Users' questions

Which is correct I kept waiting for an hour Last Night?

Which is correct I kept waiting for an hour Last Night?

I kept waiting for an hour last night. I was kept waiting for an hour last night. Both the sentences are grammatically correct, with a difference in meaning. The first sentence indicates that you continued waiting of your own free will for an hour last night.

What does wait mean in English grammar today?

from English Grammar Today. Wait means ‘stay in the same place or not do something until something else happens’. We can use it with or without for: Put a tea bag into the cup, then add water and wait (for) a minute or two before taking it out. I phoned the head office but I had to wait (for) five minutes before I spoke to anyone.

What does it mean to be kept waiting by someone?

If you are kept waiting by someone then that means you did keep waiting while the other person didn’t show up. (This seems like a very poor question, though; I would never make such a distinction unless it was demanded of me.)

When do you use the phrase’can’t wait’?

Can’t wait. When we are very excited about something that is going to happen, we use the phrase can’t wait for + noun phrase or can’t wait + to -infinitive: I can’t wait for tonight. I’m having a party! (I’m really looking forward to tonight.)
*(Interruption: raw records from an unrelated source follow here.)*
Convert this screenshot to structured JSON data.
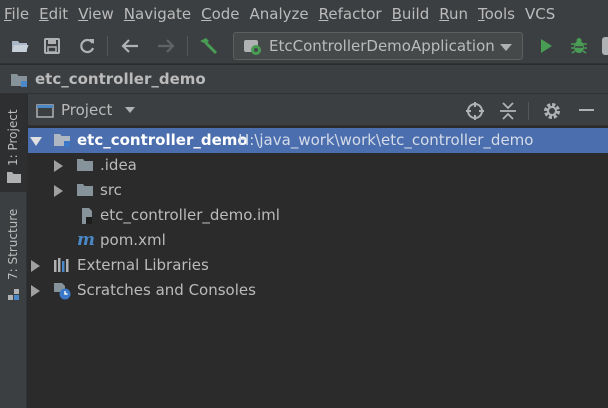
{
  "menu": {
    "items": [
      {
        "label": "File",
        "u": "F",
        "rest": "ile"
      },
      {
        "label": "Edit",
        "u": "E",
        "rest": "dit"
      },
      {
        "label": "View",
        "u": "V",
        "rest": "iew"
      },
      {
        "label": "Navigate",
        "u": "N",
        "rest": "avigate"
      },
      {
        "label": "Code",
        "u": "C",
        "rest": "ode"
      },
      {
        "label": "Analyze",
        "u": "",
        "rest": "Analyze"
      },
      {
        "label": "Refactor",
        "u": "R",
        "rest": "efactor"
      },
      {
        "label": "Build",
        "u": "B",
        "rest": "uild"
      },
      {
        "label": "Run",
        "u": "R",
        "rest": "un"
      },
      {
        "label": "Tools",
        "u": "T",
        "rest": "ools"
      },
      {
        "label": "VCS",
        "u": "",
        "rest": "VCS"
      }
    ]
  },
  "toolbar": {
    "run_config": "EtcControllerDemoApplication",
    "icons": [
      "open-folder-icon",
      "save-icon",
      "sync-icon",
      "back-arrow-icon",
      "forward-arrow-icon",
      "build-hammer-icon",
      "run-icon",
      "debug-icon"
    ]
  },
  "breadcrumb": {
    "project": "etc_controller_demo"
  },
  "left_strip": {
    "project_tab": "1: Project",
    "structure_tab": "7: Structure"
  },
  "panel": {
    "title": "Project"
  },
  "tree": {
    "root_name": "etc_controller_demo",
    "root_path": "H:\\java_work\\work\\etc_controller_demo",
    "idea": ".idea",
    "src": "src",
    "iml": "etc_controller_demo.iml",
    "pom": "pom.xml",
    "external_libraries": "External Libraries",
    "scratches": "Scratches and Consoles"
  },
  "colors": {
    "background": "#2b2b2b",
    "chrome": "#3c3f41",
    "selection": "#4b6eaf",
    "run_green": "#499c54",
    "folder": "#87939a"
  }
}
Which is better I have been waiting or I have waited?

How Long ” or the “Duration” of the time, or how long you have waited. It is better to use Present Perfect Progressive (with ING in the end). So I would say “. I have been waiting here for hours” is better than “I have waited here for hours”.

I kept waiting for an hour last night. I was kept waiting for an hour last night. Both the sentences are grammatically correct, with a difference in meaning. The first sentence indicates that you continued waiting of your own free will for an hour last night.

Who are the panelists on Wait Wait?

On November 16, 2011, BBC America announced that the show would make its television debut with a “2011 Year in Review” special airing on December 23, to be retransmitted by NPR stations on the 24th and 25th. The taping included two American panelists— Wait Wait regulars Paula Poundstone and Alonzo Bodden —and British newcomer Nick Hancock.

Where does Wait Wait Don’t Tell me take place?

Don’t Tell Me! episodes Wait Wait… Don’t Tell Me! is usually recorded in front of a live audience in Chicago at the Chase Auditorium beneath the Chase Tower on Thursday nights. Until May 2005, the show was recorded in one of Chicago Public Radio’s studios, with no audience and often with one or more panelists calling in from other locations.